ASSIGNED TASK ->
When you come to a picture, pass over it, and set down the entries below exactly.

-- -- --

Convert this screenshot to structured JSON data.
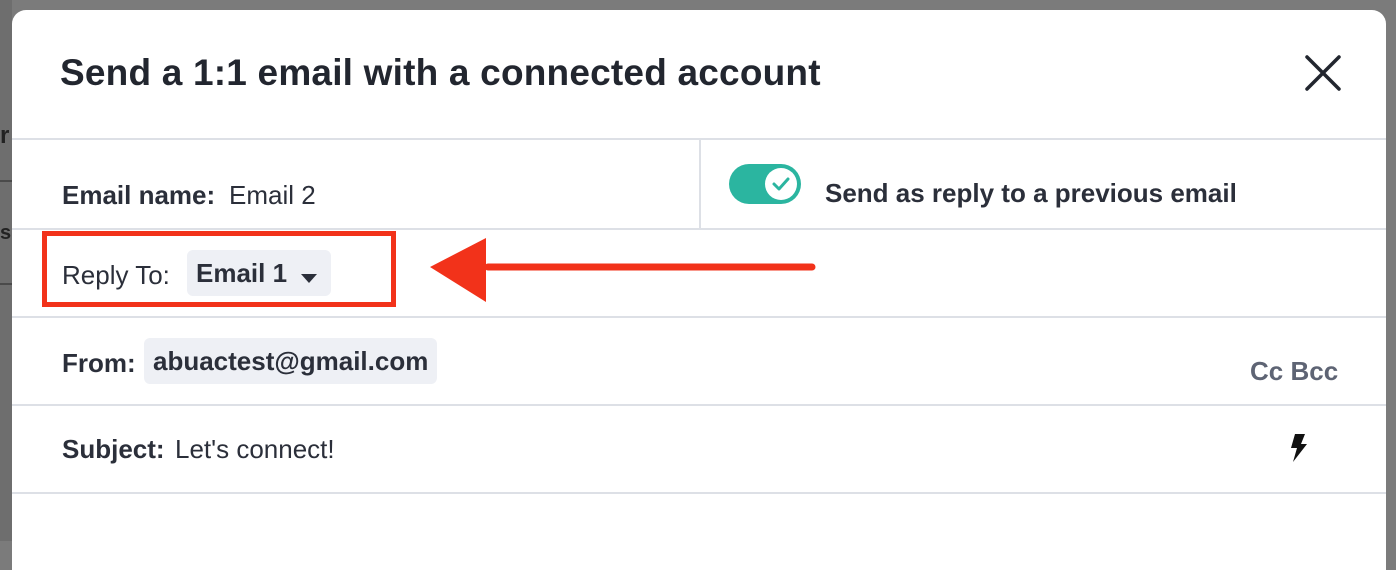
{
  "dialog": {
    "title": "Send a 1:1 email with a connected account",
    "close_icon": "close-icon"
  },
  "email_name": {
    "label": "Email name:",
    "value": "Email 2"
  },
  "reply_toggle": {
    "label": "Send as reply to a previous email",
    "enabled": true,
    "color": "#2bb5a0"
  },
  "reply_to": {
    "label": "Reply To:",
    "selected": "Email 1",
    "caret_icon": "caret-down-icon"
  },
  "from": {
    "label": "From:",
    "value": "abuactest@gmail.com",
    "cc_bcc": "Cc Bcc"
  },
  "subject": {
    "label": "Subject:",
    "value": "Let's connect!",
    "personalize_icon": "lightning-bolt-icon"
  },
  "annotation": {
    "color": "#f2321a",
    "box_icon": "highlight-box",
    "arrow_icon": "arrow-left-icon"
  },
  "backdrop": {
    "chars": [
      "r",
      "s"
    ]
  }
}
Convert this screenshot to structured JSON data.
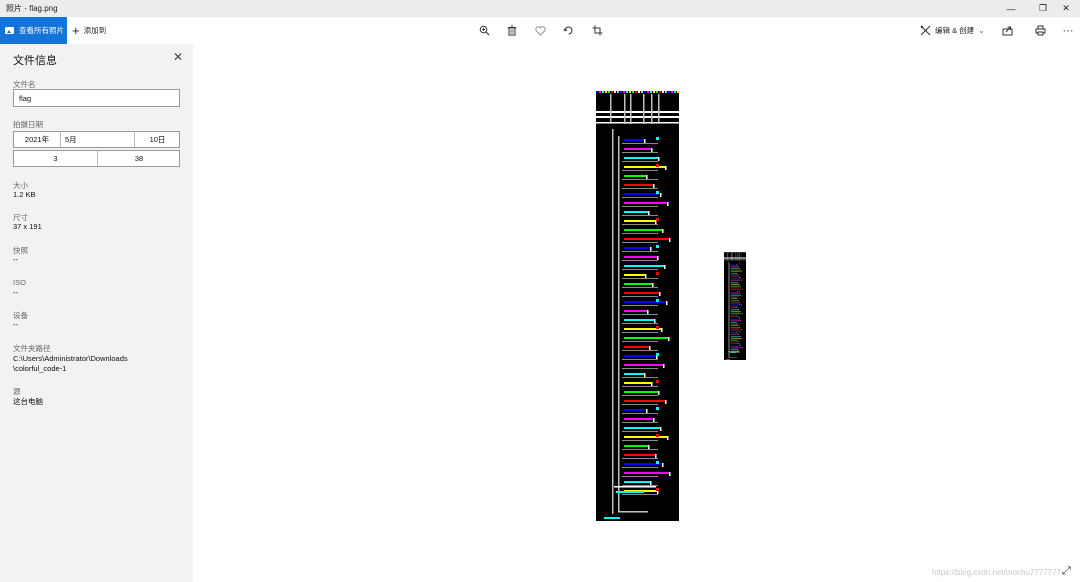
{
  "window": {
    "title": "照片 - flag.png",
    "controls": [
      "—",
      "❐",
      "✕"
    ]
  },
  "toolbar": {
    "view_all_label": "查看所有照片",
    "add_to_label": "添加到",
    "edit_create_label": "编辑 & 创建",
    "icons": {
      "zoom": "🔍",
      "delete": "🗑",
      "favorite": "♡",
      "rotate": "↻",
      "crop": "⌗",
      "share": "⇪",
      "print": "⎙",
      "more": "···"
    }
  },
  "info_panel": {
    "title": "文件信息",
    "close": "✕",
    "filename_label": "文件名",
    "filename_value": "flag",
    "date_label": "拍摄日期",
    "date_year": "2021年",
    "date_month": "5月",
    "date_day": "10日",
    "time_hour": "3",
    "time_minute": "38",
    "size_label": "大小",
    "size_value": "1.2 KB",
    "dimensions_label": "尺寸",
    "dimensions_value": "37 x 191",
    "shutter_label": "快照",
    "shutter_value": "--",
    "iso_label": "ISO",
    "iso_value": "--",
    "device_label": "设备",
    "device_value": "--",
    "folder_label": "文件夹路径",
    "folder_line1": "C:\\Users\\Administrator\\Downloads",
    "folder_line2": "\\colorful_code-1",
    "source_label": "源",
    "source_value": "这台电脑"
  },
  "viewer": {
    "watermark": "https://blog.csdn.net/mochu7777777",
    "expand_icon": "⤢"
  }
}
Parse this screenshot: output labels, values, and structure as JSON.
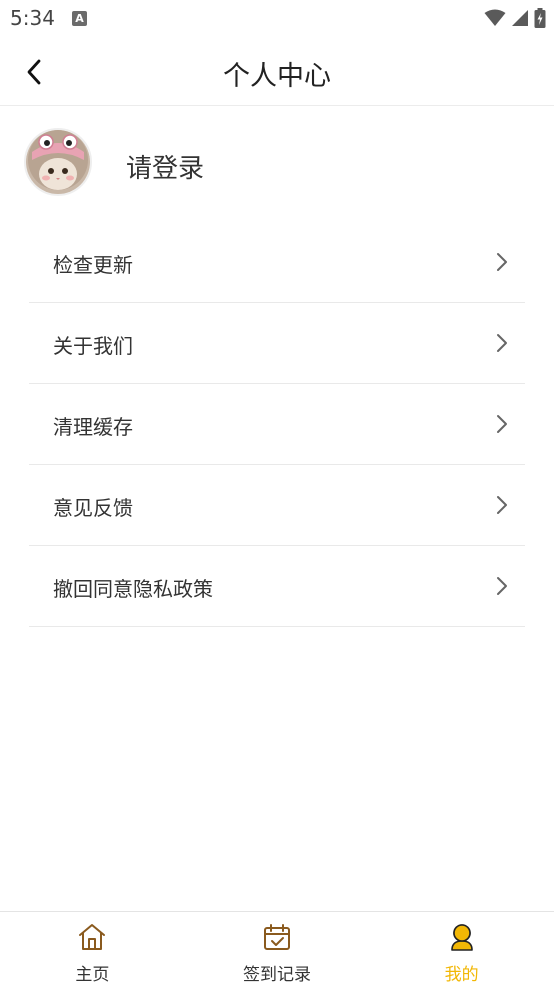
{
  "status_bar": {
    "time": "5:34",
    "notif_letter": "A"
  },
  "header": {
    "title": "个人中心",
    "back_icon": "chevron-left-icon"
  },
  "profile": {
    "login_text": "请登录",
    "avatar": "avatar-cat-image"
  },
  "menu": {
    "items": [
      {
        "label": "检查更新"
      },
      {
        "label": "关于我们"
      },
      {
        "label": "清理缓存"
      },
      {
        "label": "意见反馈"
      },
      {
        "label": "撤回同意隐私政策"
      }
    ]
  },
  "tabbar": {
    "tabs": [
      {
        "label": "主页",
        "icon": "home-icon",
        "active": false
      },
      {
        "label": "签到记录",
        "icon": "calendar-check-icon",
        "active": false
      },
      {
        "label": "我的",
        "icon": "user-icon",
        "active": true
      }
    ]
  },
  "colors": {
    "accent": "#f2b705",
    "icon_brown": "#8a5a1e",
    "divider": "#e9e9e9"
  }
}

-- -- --

WRITTEN ANSWER ->
Convert this screenshot to structured JSON data.
{
  "dialog": {
    "title": "Send a 1:1 email with a connected account",
    "close_icon": "close-icon"
  },
  "email_name": {
    "label": "Email name:",
    "value": "Email 2"
  },
  "reply_toggle": {
    "label": "Send as reply to a previous email",
    "enabled": true,
    "color": "#2bb5a0"
  },
  "reply_to": {
    "label": "Reply To:",
    "selected": "Email 1",
    "caret_icon": "caret-down-icon"
  },
  "from": {
    "label": "From:",
    "value": "abuactest@gmail.com",
    "cc_bcc": "Cc Bcc"
  },
  "subject": {
    "label": "Subject:",
    "value": "Let's connect!",
    "personalize_icon": "lightning-bolt-icon"
  },
  "annotation": {
    "color": "#f2321a",
    "box_icon": "highlight-box",
    "arrow_icon": "arrow-left-icon"
  },
  "backdrop": {
    "chars": [
      "r",
      "s"
    ]
  }
}
Convert this screenshot to structured JSON data.
{
  "window": {
    "title": "照片 - flag.png",
    "controls": [
      "—",
      "❐",
      "✕"
    ]
  },
  "toolbar": {
    "view_all_label": "查看所有照片",
    "add_to_label": "添加到",
    "edit_create_label": "编辑 & 创建",
    "icons": {
      "zoom": "🔍",
      "delete": "🗑",
      "favorite": "♡",
      "rotate": "↻",
      "crop": "⌗",
      "share": "⇪",
      "print": "⎙",
      "more": "···"
    }
  },
  "info_panel": {
    "title": "文件信息",
    "close": "✕",
    "filename_label": "文件名",
    "filename_value": "flag",
    "date_label": "拍摄日期",
    "date_year": "2021年",
    "date_month": "5月",
    "date_day": "10日",
    "time_hour": "3",
    "time_minute": "38",
    "size_label": "大小",
    "size_value": "1.2 KB",
    "dimensions_label": "尺寸",
    "dimensions_value": "37 x 191",
    "shutter_label": "快照",
    "shutter_value": "--",
    "iso_label": "ISO",
    "iso_value": "--",
    "device_label": "设备",
    "device_value": "--",
    "folder_label": "文件夹路径",
    "folder_line1": "C:\\Users\\Administrator\\Downloads",
    "folder_line2": "\\colorful_code-1",
    "source_label": "源",
    "source_value": "这台电脑"
  },
  "viewer": {
    "watermark": "https://blog.csdn.net/mochu7777777",
    "expand_icon": "⤢"
  }
}
Parse this screenshot: output labels, values, and structure as JSON.
{
  "status_bar": {
    "time": "5:34",
    "notif_letter": "A"
  },
  "header": {
    "title": "个人中心",
    "back_icon": "chevron-left-icon"
  },
  "profile": {
    "login_text": "请登录",
    "avatar": "avatar-cat-image"
  },
  "menu": {
    "items": [
      {
        "label": "检查更新"
      },
      {
        "label": "关于我们"
      },
      {
        "label": "清理缓存"
      },
      {
        "label": "意见反馈"
      },
      {
        "label": "撤回同意隐私政策"
      }
    ]
  },
  "tabbar": {
    "tabs": [
      {
        "label": "主页",
        "icon": "home-icon",
        "active": false
      },
      {
        "label": "签到记录",
        "icon": "calendar-check-icon",
        "active": false
      },
      {
        "label": "我的",
        "icon": "user-icon",
        "active": true
      }
    ]
  },
  "colors": {
    "accent": "#f2b705",
    "icon_brown": "#8a5a1e",
    "divider": "#e9e9e9"
  }
}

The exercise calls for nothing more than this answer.